For each line of the data below that contains "kind", return that line.

---

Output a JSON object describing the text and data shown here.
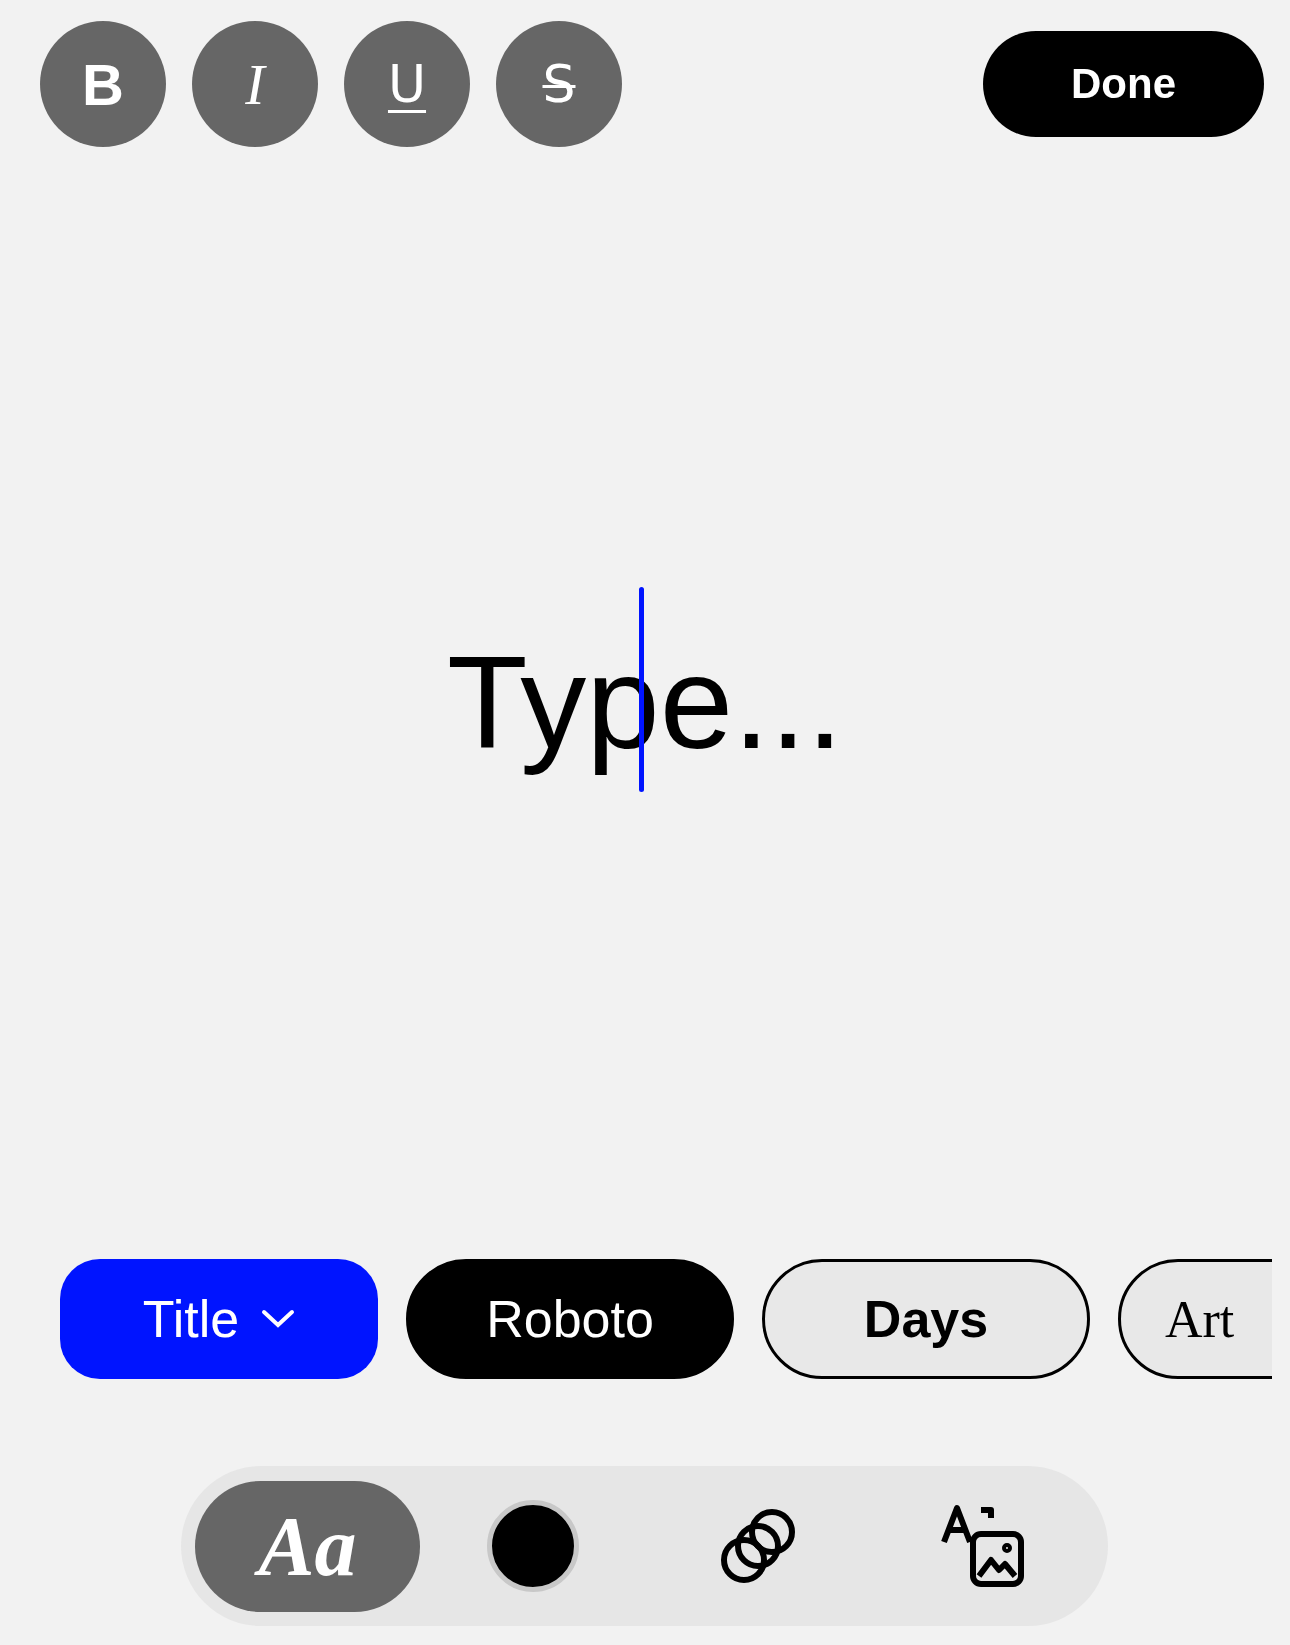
{
  "format_buttons": [
    {
      "kind": "bold",
      "label": "B"
    },
    {
      "kind": "italic",
      "label": "I"
    },
    {
      "kind": "underline",
      "label": "U"
    },
    {
      "kind": "strikethrough",
      "label": "S"
    }
  ],
  "done_button": {
    "label": "Done"
  },
  "editor": {
    "placeholder": "Type..."
  },
  "font_chips": [
    {
      "kind": "dropdown",
      "label": "Title"
    },
    {
      "kind": "font",
      "label": "Roboto",
      "selected": true
    },
    {
      "kind": "font",
      "label": "Days",
      "selected": false
    },
    {
      "kind": "font",
      "label": "Art",
      "selected": false
    }
  ],
  "tools": [
    {
      "kind": "text",
      "label": "Aa",
      "selected": true
    },
    {
      "kind": "color",
      "color": "#000000",
      "selected": false
    },
    {
      "kind": "effects",
      "selected": false
    },
    {
      "kind": "text-image",
      "selected": false
    }
  ]
}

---

» Completed exercise:
      "kind": "bold",
      "kind": "italic",
      "kind": "underline",
      "kind": "strikethrough",
      "kind": "dropdown",
      "kind": "font",
      "kind": "font",
      "kind": "font",
      "kind": "text",
      "kind": "color",
      "kind": "effects",
      "kind": "text-image",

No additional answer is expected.